Skip the pictures and repeat each line of the data exactly.

··· Extracted information ···

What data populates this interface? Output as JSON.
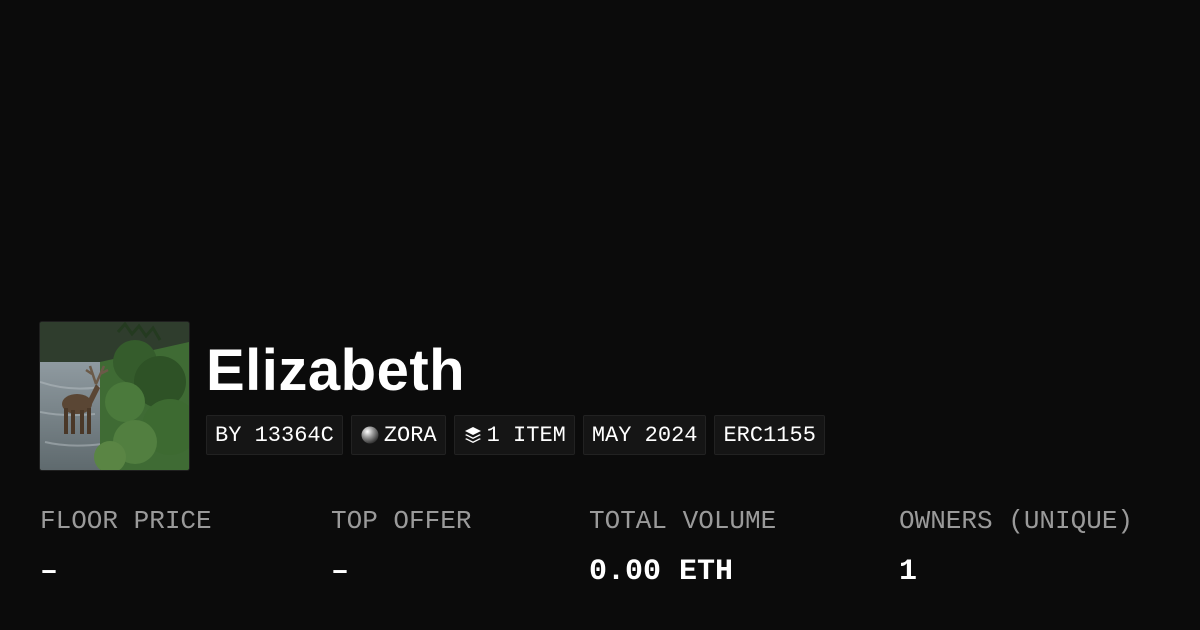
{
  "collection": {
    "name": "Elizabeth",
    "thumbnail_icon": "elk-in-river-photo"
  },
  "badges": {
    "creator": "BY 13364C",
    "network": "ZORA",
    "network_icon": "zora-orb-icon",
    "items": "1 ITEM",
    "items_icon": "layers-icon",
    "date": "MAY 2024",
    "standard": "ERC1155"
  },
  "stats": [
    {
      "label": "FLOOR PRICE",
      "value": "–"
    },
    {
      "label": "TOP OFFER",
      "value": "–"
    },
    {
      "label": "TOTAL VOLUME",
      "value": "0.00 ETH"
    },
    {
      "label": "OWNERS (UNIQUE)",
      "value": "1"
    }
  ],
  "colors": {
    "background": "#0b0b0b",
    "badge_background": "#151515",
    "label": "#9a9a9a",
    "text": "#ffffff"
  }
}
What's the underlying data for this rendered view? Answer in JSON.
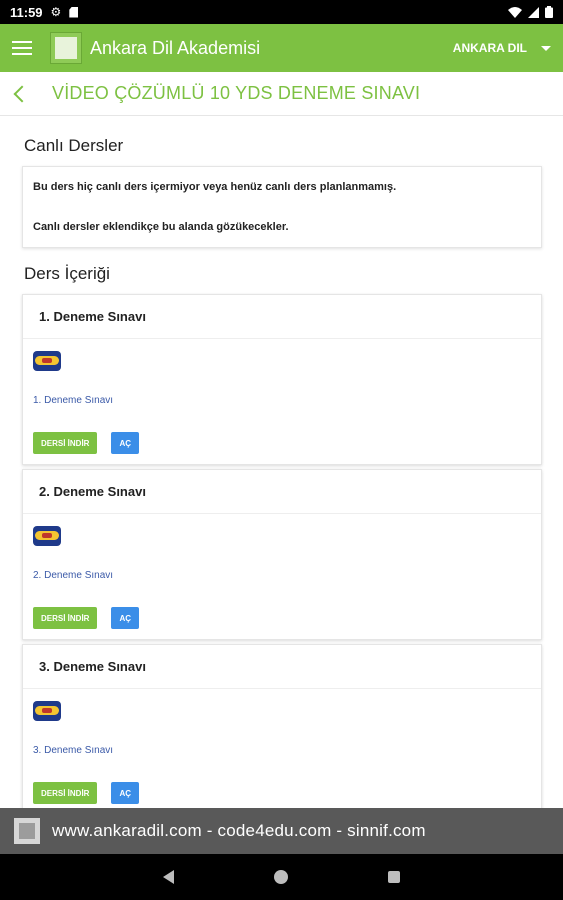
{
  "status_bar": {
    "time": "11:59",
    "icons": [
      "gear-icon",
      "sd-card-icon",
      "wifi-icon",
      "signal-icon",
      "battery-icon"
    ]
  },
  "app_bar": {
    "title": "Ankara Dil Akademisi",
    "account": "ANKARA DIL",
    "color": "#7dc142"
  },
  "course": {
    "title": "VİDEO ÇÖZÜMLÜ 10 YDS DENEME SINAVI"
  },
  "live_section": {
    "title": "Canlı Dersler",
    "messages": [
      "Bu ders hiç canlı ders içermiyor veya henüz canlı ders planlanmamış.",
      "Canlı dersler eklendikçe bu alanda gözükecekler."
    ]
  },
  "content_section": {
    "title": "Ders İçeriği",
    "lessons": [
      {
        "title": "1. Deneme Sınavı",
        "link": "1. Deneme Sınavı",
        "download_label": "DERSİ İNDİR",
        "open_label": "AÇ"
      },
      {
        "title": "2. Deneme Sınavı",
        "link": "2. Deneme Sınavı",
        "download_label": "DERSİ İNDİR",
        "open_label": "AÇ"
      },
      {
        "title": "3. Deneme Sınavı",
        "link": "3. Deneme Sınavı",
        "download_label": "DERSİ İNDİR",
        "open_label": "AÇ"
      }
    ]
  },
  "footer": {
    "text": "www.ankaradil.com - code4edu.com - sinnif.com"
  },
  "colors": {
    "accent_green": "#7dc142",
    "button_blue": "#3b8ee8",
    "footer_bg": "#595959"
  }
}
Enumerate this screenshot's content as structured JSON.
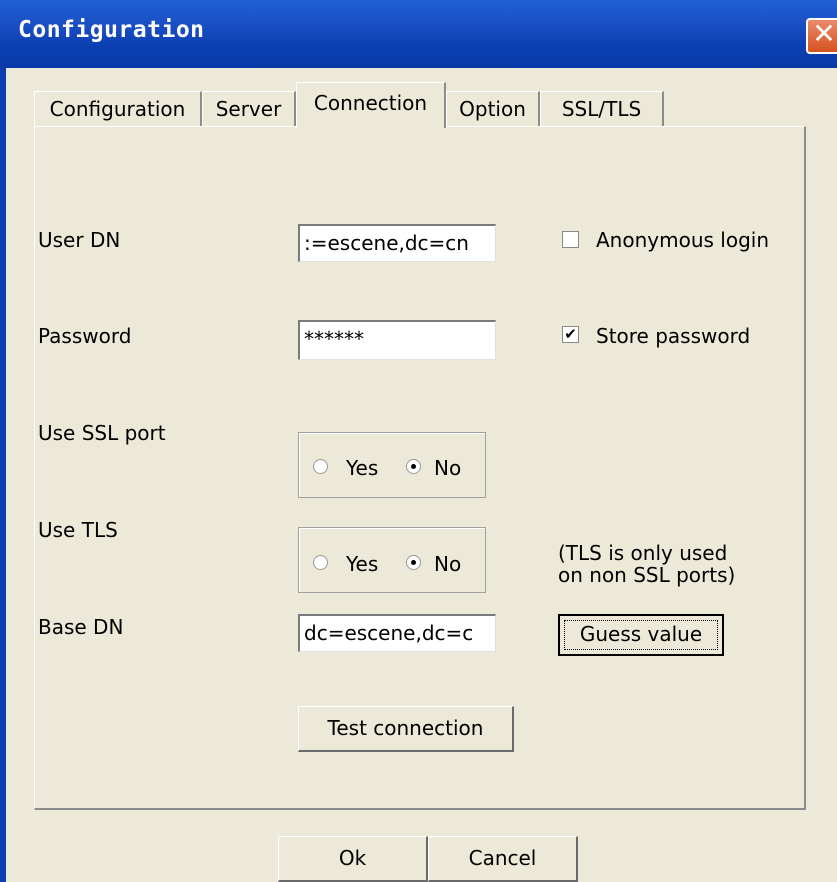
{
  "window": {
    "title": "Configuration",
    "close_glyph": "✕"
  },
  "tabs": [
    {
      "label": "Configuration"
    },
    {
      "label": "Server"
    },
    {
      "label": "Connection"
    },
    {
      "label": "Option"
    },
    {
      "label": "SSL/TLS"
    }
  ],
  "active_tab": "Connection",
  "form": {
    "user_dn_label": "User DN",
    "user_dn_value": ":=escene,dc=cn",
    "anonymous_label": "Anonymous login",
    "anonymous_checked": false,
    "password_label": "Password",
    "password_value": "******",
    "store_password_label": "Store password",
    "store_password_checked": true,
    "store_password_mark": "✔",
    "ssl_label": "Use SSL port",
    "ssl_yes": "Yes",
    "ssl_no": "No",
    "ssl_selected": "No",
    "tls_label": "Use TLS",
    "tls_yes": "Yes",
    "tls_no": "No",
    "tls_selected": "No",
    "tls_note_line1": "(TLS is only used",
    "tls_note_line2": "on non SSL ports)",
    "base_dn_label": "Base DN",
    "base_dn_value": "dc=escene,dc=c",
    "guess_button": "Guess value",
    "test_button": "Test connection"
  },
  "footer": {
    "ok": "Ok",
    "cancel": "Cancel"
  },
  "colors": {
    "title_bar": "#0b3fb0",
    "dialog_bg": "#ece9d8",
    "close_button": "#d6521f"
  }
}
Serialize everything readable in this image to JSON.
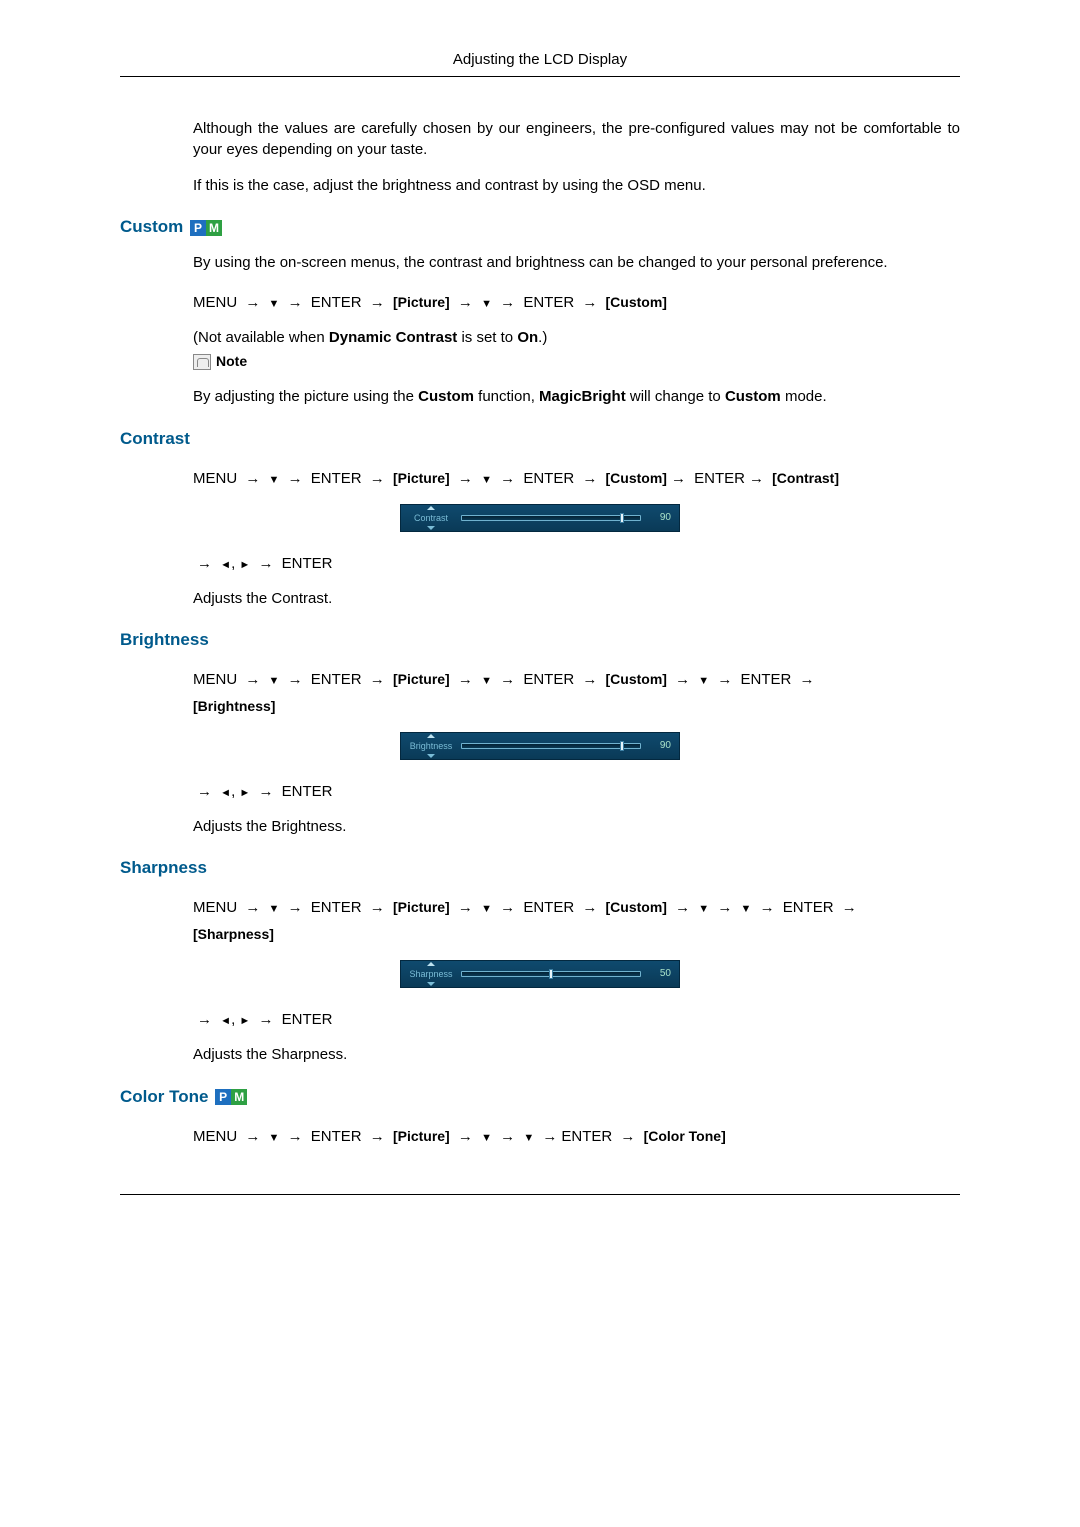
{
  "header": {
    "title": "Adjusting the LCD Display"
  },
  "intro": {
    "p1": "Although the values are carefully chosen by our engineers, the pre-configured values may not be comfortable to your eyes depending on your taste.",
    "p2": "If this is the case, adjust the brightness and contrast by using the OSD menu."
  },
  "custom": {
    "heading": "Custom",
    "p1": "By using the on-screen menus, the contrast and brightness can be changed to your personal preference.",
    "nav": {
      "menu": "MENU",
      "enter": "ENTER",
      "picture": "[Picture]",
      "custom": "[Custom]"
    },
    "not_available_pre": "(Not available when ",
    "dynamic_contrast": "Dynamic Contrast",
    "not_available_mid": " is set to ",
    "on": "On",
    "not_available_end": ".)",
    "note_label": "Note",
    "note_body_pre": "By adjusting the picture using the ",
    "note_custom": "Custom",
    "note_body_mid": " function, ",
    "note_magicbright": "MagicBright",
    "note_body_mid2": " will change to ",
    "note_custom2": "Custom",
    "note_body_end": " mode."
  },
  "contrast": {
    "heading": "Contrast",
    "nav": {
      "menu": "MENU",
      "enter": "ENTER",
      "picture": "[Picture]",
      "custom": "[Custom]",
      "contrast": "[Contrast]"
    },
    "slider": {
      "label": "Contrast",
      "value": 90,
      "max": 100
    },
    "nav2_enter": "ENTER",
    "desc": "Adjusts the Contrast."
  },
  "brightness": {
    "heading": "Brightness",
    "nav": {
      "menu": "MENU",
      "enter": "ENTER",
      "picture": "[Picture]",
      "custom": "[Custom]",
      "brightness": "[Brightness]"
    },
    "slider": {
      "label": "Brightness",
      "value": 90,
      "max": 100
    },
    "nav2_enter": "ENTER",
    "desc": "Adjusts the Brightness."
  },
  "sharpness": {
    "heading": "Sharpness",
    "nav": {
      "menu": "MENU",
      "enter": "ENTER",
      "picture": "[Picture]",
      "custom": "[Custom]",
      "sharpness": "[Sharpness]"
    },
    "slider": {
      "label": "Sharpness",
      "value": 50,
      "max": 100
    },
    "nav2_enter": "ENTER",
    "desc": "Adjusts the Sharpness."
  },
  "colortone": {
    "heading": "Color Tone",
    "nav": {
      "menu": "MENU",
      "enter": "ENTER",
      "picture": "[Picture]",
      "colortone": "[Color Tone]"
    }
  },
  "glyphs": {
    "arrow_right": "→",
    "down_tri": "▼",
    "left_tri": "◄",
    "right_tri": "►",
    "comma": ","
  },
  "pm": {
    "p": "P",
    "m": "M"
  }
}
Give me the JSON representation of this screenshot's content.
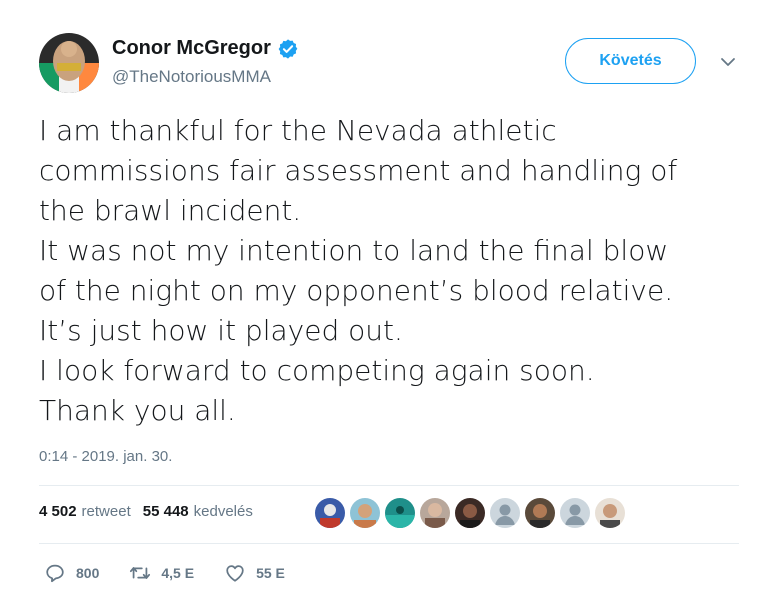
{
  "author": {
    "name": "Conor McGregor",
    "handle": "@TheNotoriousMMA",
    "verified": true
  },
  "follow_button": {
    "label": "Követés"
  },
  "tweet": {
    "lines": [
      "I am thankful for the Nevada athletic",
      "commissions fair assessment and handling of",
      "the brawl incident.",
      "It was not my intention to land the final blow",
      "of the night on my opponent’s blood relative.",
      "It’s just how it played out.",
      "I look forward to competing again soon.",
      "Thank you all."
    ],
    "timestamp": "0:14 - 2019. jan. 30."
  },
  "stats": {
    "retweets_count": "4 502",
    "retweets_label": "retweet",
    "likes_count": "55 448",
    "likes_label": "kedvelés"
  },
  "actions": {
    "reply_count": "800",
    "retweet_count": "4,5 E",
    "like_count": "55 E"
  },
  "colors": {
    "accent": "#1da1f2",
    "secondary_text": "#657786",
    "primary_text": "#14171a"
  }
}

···

■ Output for this task:
What data populates this interface? Output as JSON.
{
  "collection": {
    "name": "Elizabeth",
    "thumbnail_icon": "elk-in-river-photo"
  },
  "badges": {
    "creator": "BY 13364C",
    "network": "ZORA",
    "network_icon": "zora-orb-icon",
    "items": "1 ITEM",
    "items_icon": "layers-icon",
    "date": "MAY 2024",
    "standard": "ERC1155"
  },
  "stats": [
    {
      "label": "FLOOR PRICE",
      "value": "–"
    },
    {
      "label": "TOP OFFER",
      "value": "–"
    },
    {
      "label": "TOTAL VOLUME",
      "value": "0.00 ETH"
    },
    {
      "label": "OWNERS (UNIQUE)",
      "value": "1"
    }
  ],
  "colors": {
    "background": "#0b0b0b",
    "badge_background": "#151515",
    "label": "#9a9a9a",
    "text": "#ffffff"
  }
}
What's the underlying data for this rendered view? Answer in JSON.
{
  "status_bar": {
    "time": "11:59",
    "icons": [
      "gear-icon",
      "sd-card-icon",
      "wifi-icon",
      "signal-icon",
      "battery-icon"
    ]
  },
  "app_bar": {
    "title": "Ankara Dil Akademisi",
    "account": "ANKARA DIL",
    "color": "#7dc142"
  },
  "course": {
    "title": "VİDEO ÇÖZÜMLÜ 10 YDS DENEME SINAVI"
  },
  "live_section": {
    "title": "Canlı Dersler",
    "messages": [
      "Bu ders hiç canlı ders içermiyor veya henüz canlı ders planlanmamış.",
      "Canlı dersler eklendikçe bu alanda gözükecekler."
    ]
  },
  "content_section": {
    "title": "Ders İçeriği",
    "lessons": [
      {
        "title": "1. Deneme Sınavı",
        "link": "1. Deneme Sınavı",
        "download_label": "DERSİ İNDİR",
        "open_label": "AÇ"
      },
      {
        "title": "2. Deneme Sınavı",
        "link": "2. Deneme Sınavı",
        "download_label": "DERSİ İNDİR",
        "open_label": "AÇ"
      },
      {
        "title": "3. Deneme Sınavı",
        "link": "3. Deneme Sınavı",
        "download_label": "DERSİ İNDİR",
        "open_label": "AÇ"
      }
    ]
  },
  "footer": {
    "text": "www.ankaradil.com - code4edu.com - sinnif.com"
  },
  "colors": {
    "accent_green": "#7dc142",
    "button_blue": "#3b8ee8",
    "footer_bg": "#595959"
  }
}
Enumerate this screenshot's content as structured JSON.
{
  "window": {
    "title": "Configuration",
    "close_glyph": "✕"
  },
  "tabs": [
    {
      "label": "Configuration"
    },
    {
      "label": "Server"
    },
    {
      "label": "Connection"
    },
    {
      "label": "Option"
    },
    {
      "label": "SSL/TLS"
    }
  ],
  "active_tab": "Connection",
  "form": {
    "user_dn_label": "User DN",
    "user_dn_value": ":=escene,dc=cn",
    "anonymous_label": "Anonymous login",
    "anonymous_checked": false,
    "password_label": "Password",
    "password_value": "******",
    "store_password_label": "Store password",
    "store_password_checked": true,
    "store_password_mark": "✔",
    "ssl_label": "Use SSL port",
    "ssl_yes": "Yes",
    "ssl_no": "No",
    "ssl_selected": "No",
    "tls_label": "Use TLS",
    "tls_yes": "Yes",
    "tls_no": "No",
    "tls_selected": "No",
    "tls_note_line1": "(TLS is only used",
    "tls_note_line2": "on non SSL ports)",
    "base_dn_label": "Base DN",
    "base_dn_value": "dc=escene,dc=c",
    "guess_button": "Guess value",
    "test_button": "Test connection"
  },
  "footer": {
    "ok": "Ok",
    "cancel": "Cancel"
  },
  "colors": {
    "title_bar": "#0b3fb0",
    "dialog_bg": "#ece9d8",
    "close_button": "#d6521f"
  }
}
Serialize everything readable in this image to JSON.
{
  "header": {
    "title": "Adjusting the LCD Display"
  },
  "intro": {
    "p1": "Although the values are carefully chosen by our engineers, the pre-configured values may not be comfortable to your eyes depending on your taste.",
    "p2": "If this is the case, adjust the brightness and contrast by using the OSD menu."
  },
  "custom": {
    "heading": "Custom",
    "p1": "By using the on-screen menus, the contrast and brightness can be changed to your personal preference.",
    "nav": {
      "menu": "MENU",
      "enter": "ENTER",
      "picture": "[Picture]",
      "custom": "[Custom]"
    },
    "not_available_pre": "(Not available when ",
    "dynamic_contrast": "Dynamic Contrast",
    "not_available_mid": " is set to ",
    "on": "On",
    "not_available_end": ".)",
    "note_label": "Note",
    "note_body_pre": "By adjusting the picture using the ",
    "note_custom": "Custom",
    "note_body_mid": " function, ",
    "note_magicbright": "MagicBright",
    "note_body_mid2": " will change to ",
    "note_custom2": "Custom",
    "note_body_end": " mode."
  },
  "contrast": {
    "heading": "Contrast",
    "nav": {
      "menu": "MENU",
      "enter": "ENTER",
      "picture": "[Picture]",
      "custom": "[Custom]",
      "contrast": "[Contrast]"
    },
    "slider": {
      "label": "Contrast",
      "value": 90,
      "max": 100
    },
    "nav2_enter": "ENTER",
    "desc": "Adjusts the Contrast."
  },
  "brightness": {
    "heading": "Brightness",
    "nav": {
      "menu": "MENU",
      "enter": "ENTER",
      "picture": "[Picture]",
      "custom": "[Custom]",
      "brightness": "[Brightness]"
    },
    "slider": {
      "label": "Brightness",
      "value": 90,
      "max": 100
    },
    "nav2_enter": "ENTER",
    "desc": "Adjusts the Brightness."
  },
  "sharpness": {
    "heading": "Sharpness",
    "nav": {
      "menu": "MENU",
      "enter": "ENTER",
      "picture": "[Picture]",
      "custom": "[Custom]",
      "sharpness": "[Sharpness]"
    },
    "slider": {
      "label": "Sharpness",
      "value": 50,
      "max": 100
    },
    "nav2_enter": "ENTER",
    "desc": "Adjusts the Sharpness."
  },
  "colortone": {
    "heading": "Color Tone",
    "nav": {
      "menu": "MENU",
      "enter": "ENTER",
      "picture": "[Picture]",
      "colortone": "[Color Tone]"
    }
  },
  "glyphs": {
    "arrow_right": "→",
    "down_tri": "▼",
    "left_tri": "◄",
    "right_tri": "►",
    "comma": ","
  },
  "pm": {
    "p": "P",
    "m": "M"
  }
}
Give me the JSON representation of this screenshot's content.
{
  "author": {
    "name": "Conor McGregor",
    "handle": "@TheNotoriousMMA",
    "verified": true
  },
  "follow_button": {
    "label": "Követés"
  },
  "tweet": {
    "lines": [
      "I am thankful for the Nevada athletic",
      "commissions fair assessment and handling of",
      "the brawl incident.",
      "It was not my intention to land the final blow",
      "of the night on my opponent’s blood relative.",
      "It’s just how it played out.",
      "I look forward to competing again soon.",
      "Thank you all."
    ],
    "timestamp": "0:14 - 2019. jan. 30."
  },
  "stats": {
    "retweets_count": "4 502",
    "retweets_label": "retweet",
    "likes_count": "55 448",
    "likes_label": "kedvelés"
  },
  "actions": {
    "reply_count": "800",
    "retweet_count": "4,5 E",
    "like_count": "55 E"
  },
  "colors": {
    "accent": "#1da1f2",
    "secondary_text": "#657786",
    "primary_text": "#14171a"
  }
}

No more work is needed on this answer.